Senate bill would require domestic flyers to provide COVID-19 vaccination proof

Sen. Dianne Feinstein introduced the legislation

A new Senate bill would require domestic flyers to provide proof of vaccination against the coronavirus.

California Democratic Sen. Dianne Feinstein on Wednesday introduced the U.S. Air Travel Public Safety Act, which would require all passengers on domestic airline flights to either be fully vaccinated, have recently tested negative for COVID-19 or have fully recovered from the disease.

The bill would require the U.S. Secretary of Health and Human Services Xavier Becerra and the Federal Aviation Administration (FAA) to develop national vaccination standards and procedures related to COVID-19 and domestic air travel.


In addition, the U.S. Centers for Disease Control and Prevention (CDC) Advisory Committee on Immunization Practices would be required to make recommendations for COVID-19 vaccine use in health care settings and among health care personnel in different settings. 

The legislation, Feinstein's office said, builds upon a current CDC order – issued in January –  requiring proof of a negative COVID-19 test or documentation of having recovered from it for all air passengers arriving in the U.S. from a foreign country.

The office noted that the Biden administration said in September that it would ease its virus restrictions for foreign flights to America, allowing foreigners to fly into the U.S. this fall with vaccination proof and a negative COVID-19 test within three days of their flight.

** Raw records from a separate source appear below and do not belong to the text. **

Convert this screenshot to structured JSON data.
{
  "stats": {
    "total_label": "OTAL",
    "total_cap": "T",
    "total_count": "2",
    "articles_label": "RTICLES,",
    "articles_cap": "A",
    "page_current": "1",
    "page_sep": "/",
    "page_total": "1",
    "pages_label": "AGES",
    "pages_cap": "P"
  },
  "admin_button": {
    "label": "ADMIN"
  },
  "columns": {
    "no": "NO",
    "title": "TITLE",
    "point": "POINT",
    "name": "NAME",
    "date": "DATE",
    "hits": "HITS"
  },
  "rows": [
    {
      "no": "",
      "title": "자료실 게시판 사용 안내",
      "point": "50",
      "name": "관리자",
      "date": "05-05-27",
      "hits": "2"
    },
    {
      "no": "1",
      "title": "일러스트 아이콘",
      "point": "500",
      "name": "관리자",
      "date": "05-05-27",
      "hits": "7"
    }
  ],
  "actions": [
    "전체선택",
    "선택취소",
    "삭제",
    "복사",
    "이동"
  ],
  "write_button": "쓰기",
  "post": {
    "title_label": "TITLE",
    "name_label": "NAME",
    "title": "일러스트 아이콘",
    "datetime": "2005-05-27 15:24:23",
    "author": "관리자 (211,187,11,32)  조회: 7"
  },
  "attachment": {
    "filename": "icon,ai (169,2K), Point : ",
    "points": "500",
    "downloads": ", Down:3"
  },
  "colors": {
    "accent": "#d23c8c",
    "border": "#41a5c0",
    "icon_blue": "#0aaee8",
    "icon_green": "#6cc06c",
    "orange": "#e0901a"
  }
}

The changes are slated to take effect in November and White House COVID-19 coordinator Jeff Zients said that the CDC would require airlines to collect contact information from international travelers to facilitate tracing.

Feinstein cited the holiday season travel COVID-19 spread in 2020 as one of the main reasons for the bill. 

"We know that air travel during the 2020 holiday season contributed to last winter’s devastating COVID-19 surge. We simply cannot allow that to happen again," the senator said in a statement

"Ensuring that air travelers protect themselves and their destination communities from this disease is critical to prevent the next surge, particularly if we confront new, more virulent variants of COVID-19," she added. "This bill complements similar travel requirements already in place for all air passengers – including Americans – who fly to the United States from foreign countries. This includes flights from foreign countries with lower COVID-19 rates than many U.S. states."

"It only makes sense that we also ensure the millions of airline passengers that crisscross our country aren’t contributing to further transmission, especially as young children remain ineligible to be vaccinated," Feinstein said.


The bill is supported by the Infectious Diseases Society of America and the American Public Health Association.

"Vaccination is a critical strategy to end the COVID-19 pandemic, and vaccination requirements in multiple settings are an important mechanism to boost vaccination rates, prevent infections and hospitalizations and save lives," Barbara Alexander, president of the Infectious Diseases Society of America and professor of medicine and pathology at the Duke University School of Medicine, commented in the release.

Feinstein's release cites research from the CDC, the American Academy of Pediatrics, the Proceedings of the National Academy of Sciences, Mayo Clinic Proceedings and the Kaiser Family Foundation.

However, the U.S. Travel Association, reacting to comments from National Institute of Allergy and Infectious Diseases Director Dr. Anthony Fauci, argued in a Sept. 13 statement that research "overwhelmingly points to the safety of air travel as long as masks are worn," noting that the federal mask mandate for all forms of public transportation and U.S. airports was extended through January 2022. 

Citing research from the Harvard School of Public Health and the U.S. Department of Defense, U.S. Travel Association Executive Vice President of Public Affairs and Policy Tori Emerson Barnes said that the proper tools were already in place to enable safe air travel for Americans.

"U.S. Travel has long maintained that there should be no mandatory vaccination requirement for domestic travel. Such a policy would have an unfair, negative impact on families with young children who are not yet eligible to get the vaccine," said Barnes. 

"While U.S. Travel does not endorse a national vaccine mandate, we continue to believe that vaccines are the fastest path back to normalcy for all, and we strongly encourage all who are eligible to get a vaccine immediately to protect themselves, their families and their neighbors," she said.


While some airlines have required employees to be fully vaccinated, Australian airline Qantas is expected to become the first carrier to mandate vaccinations for passengers.

Alternatively, some U.S. airline leaders have called such a mandate "logically impractical," "incredibly cumbersome" and suggested it would "actually bottleneck the domestic travel system."